CASE STUDY 1.2 NORDSTROM RIDES HIGH
Nordstrom, the high-end clothing retailer headquartered in Seattle, recently marked its twenty-seventh consecutive month of sales growth as annual sales reached nearly $10 billion and market share grew despite the company’s aversion to price markdowns. Competitors such as Saks, Macy’s, and Gap struggled during the recent economic slump.
Nordstrom, founded in 1901 and still family-run, boasts 117 full-line stores and more than 100 Nordstrom Racks outlets. It has high expectations for its burgeoning online operations and has begun expanding overseas, but cautiously, to nearby Canada. A few key elements have always differentiated the chain. Perhaps the best known is its commitment to outstanding customer service, which some say the company practically invented.
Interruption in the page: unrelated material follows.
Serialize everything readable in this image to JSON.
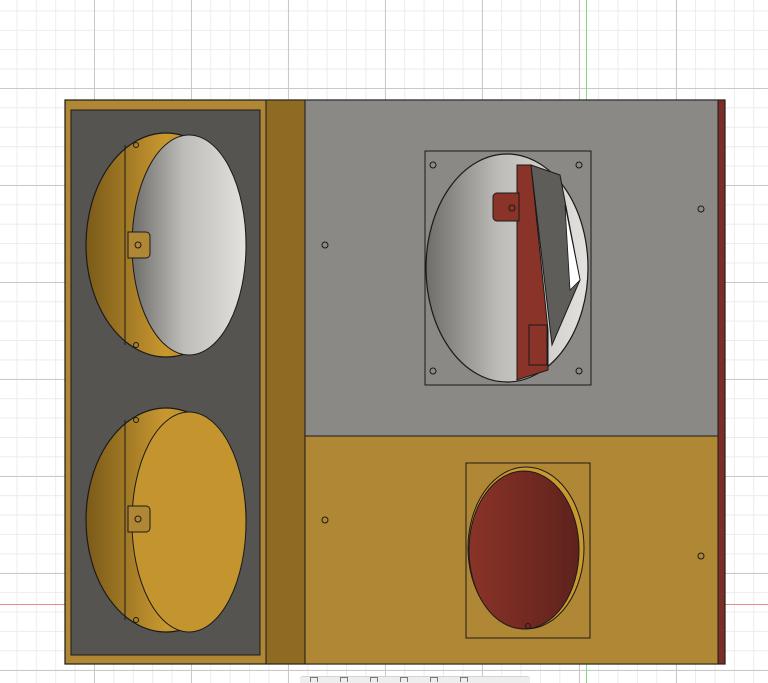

Regularly ranked near the top in customer satisfaction surveys, the company rewards its sales associates for their attention to customers with generous pay and tradition of promoting from within. It also provides superior sales tools, such as an unrivaled new inventory system that allows salespeople to quickly find what customers want. The system changed the way the store’s buyers worked, but the results were worth it.
We’re not trying to make a buck and move on to the next thing, says Peter Nordstrom, in charge of merchandise. This is our life. We do not want to be the generation who screws it up.
Questions for Critical thinking
How does Nordstrom differentiate itself from other clothing retailers?
What makes Nordstrom salespeople stay with the company?
Developing a Business Plan Road ID Will Speak for You
When Edward Wimmer was a college student training for a marathon, his father’s advice to wear some form of ID while running didn’t impress him until he suddenly had to jump into a ditch to avoid an oncoming truck. Then the wisdom of his father’s words struck him. I was almost hit by a truck and nobody knew where I was, he recalls.
After graduating, Wimmer came up with engravable Velcro-equipped tags that attach to wrists, ankles, running shoes, and even dog collars. Partnering with his dad, he created a company called Road ID, whose products have become popular among athletes who travel light while training, often leaving identifying items such as cell phones and wallets at home. Some loyal customers are simply proud of their sport. Every cyclist wears one of these, says the owner of one Georgia triathlon shop. I wear mine all the time. It shows who you are. It is like you are saying, I am a cyclist.’
On the practical side, the identification and vital statistics engraved on Road ID products have proven invaluable for athletes who have suffered an illness or accident that left them unable to communicate while competing or training. Testimonials on its Web site attest to the benefits of wearing some form of ID. Says Greg Friese, an emergency medical services educator who works with the firm, There is nothing worse than having a John or Jane Doe as a patient.
Started as an online business, Road ID has updated its business plan several times, not only because it keeps outgrowing its headquarters and has seen its sales increase about 50 percent a year since 2002. First it expanded from the Web site to small kiosks in sporting goods stores. Then it began sponsoring thousands of running and cycling events and set up promotions on Facebook and Twitter. Currently it’s reaching out to first responders with Friese’s help. That fits well with Road ID’s two-part mission statement: One, to educate outdoor enthusiasts about the importance of wearing ID. Two, to provide these athletes with innovative identification products that they will want to include as part of their gear.
Wimmer hopes to make ID as common as seatbelts and sees continued growth ahead, so more changes in the company’s business model are probably likely.1